In my homebrew setting, Orcs, Hobgoblins, and Goblins are standard races. They work together in an alliance of sorts, each filling different roles. My goblins are more like those in Styx; Shards of Darkness. Orcs pull heavily from Warcraft in build (9 feet tall and built like an Abrams tank).
My players responded really well to what is normally an "enemy" now being a core ally (lots of background/world fluff involving the alliance between them and the other races).
We've been playing around with ALOT of mechanical stuff at my table (building our own system using PF and D&D as a launch platform). Our solution to this was to give players two options;

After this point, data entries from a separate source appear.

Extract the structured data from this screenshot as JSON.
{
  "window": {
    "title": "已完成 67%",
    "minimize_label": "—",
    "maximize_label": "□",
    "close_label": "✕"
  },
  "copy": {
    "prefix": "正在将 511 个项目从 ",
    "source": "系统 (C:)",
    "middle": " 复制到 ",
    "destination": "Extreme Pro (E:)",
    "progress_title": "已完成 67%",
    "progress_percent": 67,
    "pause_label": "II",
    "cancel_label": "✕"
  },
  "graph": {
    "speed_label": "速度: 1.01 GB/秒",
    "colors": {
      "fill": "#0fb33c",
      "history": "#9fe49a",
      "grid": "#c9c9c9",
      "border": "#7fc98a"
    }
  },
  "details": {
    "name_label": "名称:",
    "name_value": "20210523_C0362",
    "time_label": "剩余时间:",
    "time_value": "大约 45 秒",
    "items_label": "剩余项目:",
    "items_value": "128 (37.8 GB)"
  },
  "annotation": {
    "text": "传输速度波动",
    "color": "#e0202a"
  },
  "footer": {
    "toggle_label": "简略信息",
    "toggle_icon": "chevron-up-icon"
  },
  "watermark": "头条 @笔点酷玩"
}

1) You make all of your attacks at your highest bonus, but you can't move that turn (essentially taking the time to accurately aim each attack instead of just swinging).
2) You still get all our attacks, but at your regular bonuses, AND you can move up to half your base land speed. Attacks can take place at any time around this movement (before, during, after). You can still incur AoO this way as per normal, and they be can avoided with acrobatics checks, per normal.
This has worked out really well for us and caused some more thought and planning going into combat. There are ways for this to be abused, but that can be said of any system. The fault for breaking it intentionally lies with the players who do it.
So I'm going to be playing a rogue in an upcoming urban intrigue campaign and I'm trying to come up with some weapons to defend myself with. My character is going to be the face of the party, and he is built to be a con-man, so fighting isn't going to be his forte. The DM is known for enjoying surprise combat instances that are exceptionally difficult to escape or avoid, however, so I need to compensate for that.
I'm trying to build a collection of options that I can use for the character, so his different personas all have their own tools (making it harder to connect them to one another).
Thus far; I have a necklace made of braided leather that is extra long that I can use as a garrote if needed, and a few rings that are made of steel instead of silver that are being treated as "brass knuckles". His "nobleman" persona will also carry a sword-cane, as befits him.
I was wondering if anybody else had fun ideas for these kinds of covert weapons that I might be able to make use of. Thank you in advance for any and all input.
I could see this being a prestige class and still fitting the lore. You just take other classes for your "training period" until you can take the trial. Doesn't need full progression to fit with lore. I agree that it is very powerful, but there is no other way to match the inspiration it's drawn from.
We have several that we use at our table, but the most significant one has been a ruling on beginning health. At 1st level, you add your constitution score to your hit die instead of your modifier. This has resulted in people trying out spellcasters who were previously only martial types, because they weren't afraid of "dying by critical via rat" at 1st level (actually happened, and poisoned that player against casters for years).
I'm a personal lover of Magus/Fighter. D10 HD, full BAB, Good will save and access to awesome spells, plus as many feats as you want.
I'm quite fond of that combo as well. One of my players (15+ years of D&D experience) is working a conversion for the Magus to a more stealth focused build and that is turning out to be fun too. It'll be interesting to see what that final result is like, and how it will pair with other classes if he chose to use it in a Gestalt game.
So the lesson I am learning here is that I need to start paying much closer attention to the player supplements that get released
I've always loved the Fighter//Rogue combo. Gives the character a quintessential "Action Hero" vibe.
That Druid//Fighter looks to be the poster child for "Go Big or Go Home", which is pretty awesome too.
Lots of fun and unique ideas. Thanks for sharing!
It stacks in the essence of multi-classing. So if you took levels of Rogue, and levels of Vivisetionist, they would stack to create your total. IE; A Rogue(2)/Alchemist(1) would have 2d6 of sneak attack, just like a 3rd level rogue. A Gestalt Rogue//Alchemist would still only have 2d6 of sneak attack.